Work to complete
The word to find is "detail". Copy each line of the material that contains it.

Start of Materials provided

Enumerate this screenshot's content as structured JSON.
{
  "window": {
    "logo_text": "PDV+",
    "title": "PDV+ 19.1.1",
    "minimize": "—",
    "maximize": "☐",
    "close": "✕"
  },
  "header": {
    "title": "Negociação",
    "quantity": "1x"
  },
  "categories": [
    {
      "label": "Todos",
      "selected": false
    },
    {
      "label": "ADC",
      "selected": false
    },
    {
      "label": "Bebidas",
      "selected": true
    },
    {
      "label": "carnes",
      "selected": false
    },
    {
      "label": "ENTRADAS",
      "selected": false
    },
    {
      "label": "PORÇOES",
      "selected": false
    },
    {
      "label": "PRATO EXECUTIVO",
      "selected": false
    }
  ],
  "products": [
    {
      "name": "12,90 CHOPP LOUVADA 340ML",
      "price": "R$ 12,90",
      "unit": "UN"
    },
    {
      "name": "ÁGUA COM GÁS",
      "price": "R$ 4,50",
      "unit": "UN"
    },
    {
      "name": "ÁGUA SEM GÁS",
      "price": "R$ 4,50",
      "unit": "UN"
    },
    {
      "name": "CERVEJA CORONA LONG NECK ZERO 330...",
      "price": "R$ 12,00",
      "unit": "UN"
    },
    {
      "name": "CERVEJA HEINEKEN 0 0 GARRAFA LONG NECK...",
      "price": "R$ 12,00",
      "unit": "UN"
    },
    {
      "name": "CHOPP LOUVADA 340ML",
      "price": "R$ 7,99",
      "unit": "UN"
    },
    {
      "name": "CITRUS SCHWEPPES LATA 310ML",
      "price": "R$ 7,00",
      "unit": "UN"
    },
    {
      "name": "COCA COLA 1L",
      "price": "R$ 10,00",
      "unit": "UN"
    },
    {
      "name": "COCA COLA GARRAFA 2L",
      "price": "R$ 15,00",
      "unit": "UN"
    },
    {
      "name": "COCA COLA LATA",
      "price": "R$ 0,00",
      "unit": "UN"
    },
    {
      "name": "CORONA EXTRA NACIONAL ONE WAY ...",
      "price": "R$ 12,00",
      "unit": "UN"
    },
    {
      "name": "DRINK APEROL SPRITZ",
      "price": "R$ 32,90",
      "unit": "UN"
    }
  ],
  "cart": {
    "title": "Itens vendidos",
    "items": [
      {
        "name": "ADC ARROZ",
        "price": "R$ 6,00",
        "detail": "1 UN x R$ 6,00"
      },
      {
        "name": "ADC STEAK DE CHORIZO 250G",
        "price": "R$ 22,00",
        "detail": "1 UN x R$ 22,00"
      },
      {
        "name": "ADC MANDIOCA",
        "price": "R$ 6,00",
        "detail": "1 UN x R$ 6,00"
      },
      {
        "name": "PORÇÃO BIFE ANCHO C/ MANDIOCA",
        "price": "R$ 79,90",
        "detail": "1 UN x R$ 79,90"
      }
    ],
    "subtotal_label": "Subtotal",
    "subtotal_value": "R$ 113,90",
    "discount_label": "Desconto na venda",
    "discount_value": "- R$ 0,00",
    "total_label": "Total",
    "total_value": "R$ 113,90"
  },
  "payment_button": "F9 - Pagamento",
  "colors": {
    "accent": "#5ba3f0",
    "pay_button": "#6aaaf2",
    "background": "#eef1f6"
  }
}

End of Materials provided

Answer to this problem
        "detail": "1 UN x R$ 6,00"
        "detail": "1 UN x R$ 22,00"
        "detail": "1 UN x R$ 6,00"
        "detail": "1 UN x R$ 79,90"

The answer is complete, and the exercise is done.